A Healthy Start
Wenti is exceptional in her village. Despite the odds that had been stacked up against her, she worked her way through school to achieve her dream of becoming a biology teacher. “But even with my degree, I didn’t know how to feed my children properly,” she says. “None of the women here did.”
No matter how many baby books and manuals and classes you might have access to, you can never be fully prepared to raise a baby.
In Indonesia, a nation of islands, mothers in rural regions are particularly isolated. Without having the knowledge of proper infant nutrition, a mother may believe that formula is better than breastfeeding, or unknowingly give her baby rice before their body is capable of digesting it. Additionally, these new mothers have to make these choices alone.
Even Wenti, a 29-year-old biology teacher in the remote district of Sikka, did not know how to properly feed her two babies. “You’d think because I’m a biology teacher I would know about infant nutrition. But that’s not true. I didn’t learn this anywhere. With my first baby, I only knew about packaged food; I didn’t know that breastfeeding was better. And my first baby was malnourished.”
“Most of the group members have a primary school education. I’m one of only two women with a higher degree. But our knowledge of feeding our babies is no different," she says.
“Even beyond learning about breastfeeding and proper nutrition, these Mother Support Groups are extremely powerful support systems when we come together. You see, many women are isolated and too busy to even look after themselves. So this group has not only taught me about nutrition to help my baby grow and develop a healthy brain, but I also now have a group of women that are my friends, and we support each other.
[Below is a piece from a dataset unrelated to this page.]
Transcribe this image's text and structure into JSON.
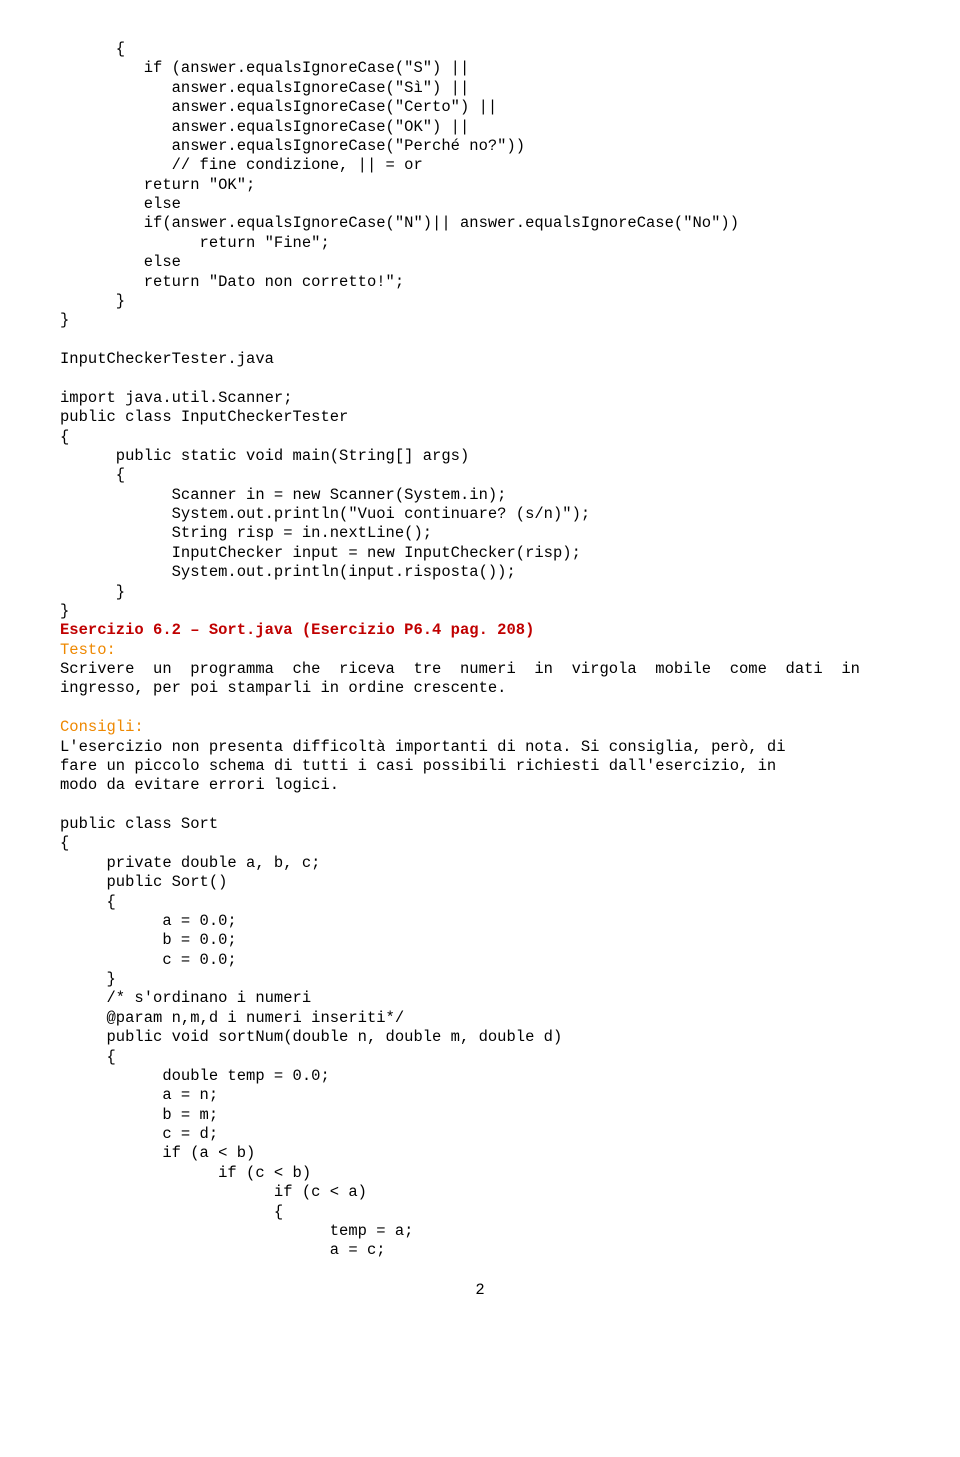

We are all the same, and we learn from each other."
“The Mother Support Group has truly been a lifeline for us,” she concludes.
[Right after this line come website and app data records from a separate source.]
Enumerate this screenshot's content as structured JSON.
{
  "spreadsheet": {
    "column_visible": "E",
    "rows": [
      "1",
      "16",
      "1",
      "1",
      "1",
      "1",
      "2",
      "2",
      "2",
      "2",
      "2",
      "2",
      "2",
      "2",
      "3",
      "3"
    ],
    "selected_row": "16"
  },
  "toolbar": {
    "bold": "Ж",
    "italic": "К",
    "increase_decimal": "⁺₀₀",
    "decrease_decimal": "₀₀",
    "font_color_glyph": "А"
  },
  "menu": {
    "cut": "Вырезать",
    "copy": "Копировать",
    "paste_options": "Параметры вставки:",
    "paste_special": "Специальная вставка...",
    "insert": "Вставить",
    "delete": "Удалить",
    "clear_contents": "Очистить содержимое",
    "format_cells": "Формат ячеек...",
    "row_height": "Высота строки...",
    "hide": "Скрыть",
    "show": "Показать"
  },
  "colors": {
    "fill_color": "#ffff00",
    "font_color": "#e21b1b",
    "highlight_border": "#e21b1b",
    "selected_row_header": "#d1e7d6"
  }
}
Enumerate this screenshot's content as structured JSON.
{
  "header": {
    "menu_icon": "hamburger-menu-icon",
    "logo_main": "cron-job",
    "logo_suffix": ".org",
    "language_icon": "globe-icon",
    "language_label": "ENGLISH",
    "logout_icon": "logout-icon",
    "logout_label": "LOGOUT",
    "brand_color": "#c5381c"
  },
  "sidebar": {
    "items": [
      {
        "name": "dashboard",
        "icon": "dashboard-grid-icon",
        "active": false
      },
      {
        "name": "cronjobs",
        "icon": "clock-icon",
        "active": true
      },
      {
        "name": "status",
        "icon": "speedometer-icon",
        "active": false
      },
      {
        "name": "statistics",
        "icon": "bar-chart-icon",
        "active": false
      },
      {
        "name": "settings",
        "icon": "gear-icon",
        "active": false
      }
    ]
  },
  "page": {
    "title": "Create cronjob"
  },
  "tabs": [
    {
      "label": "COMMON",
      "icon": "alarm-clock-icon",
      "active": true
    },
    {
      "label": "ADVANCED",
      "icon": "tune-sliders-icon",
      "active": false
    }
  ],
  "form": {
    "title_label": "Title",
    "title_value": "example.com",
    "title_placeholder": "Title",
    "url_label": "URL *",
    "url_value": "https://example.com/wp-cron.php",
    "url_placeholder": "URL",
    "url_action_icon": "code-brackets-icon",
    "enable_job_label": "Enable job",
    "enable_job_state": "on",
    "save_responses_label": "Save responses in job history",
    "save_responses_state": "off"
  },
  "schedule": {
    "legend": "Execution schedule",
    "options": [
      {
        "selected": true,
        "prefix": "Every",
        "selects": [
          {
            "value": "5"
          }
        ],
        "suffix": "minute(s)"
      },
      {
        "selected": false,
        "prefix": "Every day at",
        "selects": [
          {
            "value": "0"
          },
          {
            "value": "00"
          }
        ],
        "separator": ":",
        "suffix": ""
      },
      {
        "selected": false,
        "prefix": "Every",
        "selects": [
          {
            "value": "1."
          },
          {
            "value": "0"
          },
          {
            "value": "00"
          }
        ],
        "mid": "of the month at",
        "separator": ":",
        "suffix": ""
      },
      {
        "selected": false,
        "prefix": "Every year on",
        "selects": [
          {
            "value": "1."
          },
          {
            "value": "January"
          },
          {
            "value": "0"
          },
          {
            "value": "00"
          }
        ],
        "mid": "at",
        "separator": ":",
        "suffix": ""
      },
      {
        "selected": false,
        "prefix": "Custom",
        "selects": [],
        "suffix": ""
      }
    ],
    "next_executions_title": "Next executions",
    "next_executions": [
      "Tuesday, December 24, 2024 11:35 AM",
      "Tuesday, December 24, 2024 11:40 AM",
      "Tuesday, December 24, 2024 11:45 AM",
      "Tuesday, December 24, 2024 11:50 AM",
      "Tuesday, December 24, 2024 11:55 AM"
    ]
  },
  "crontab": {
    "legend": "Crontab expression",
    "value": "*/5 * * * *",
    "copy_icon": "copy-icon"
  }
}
Visit our Health page to learn more about our health project in Indonesia.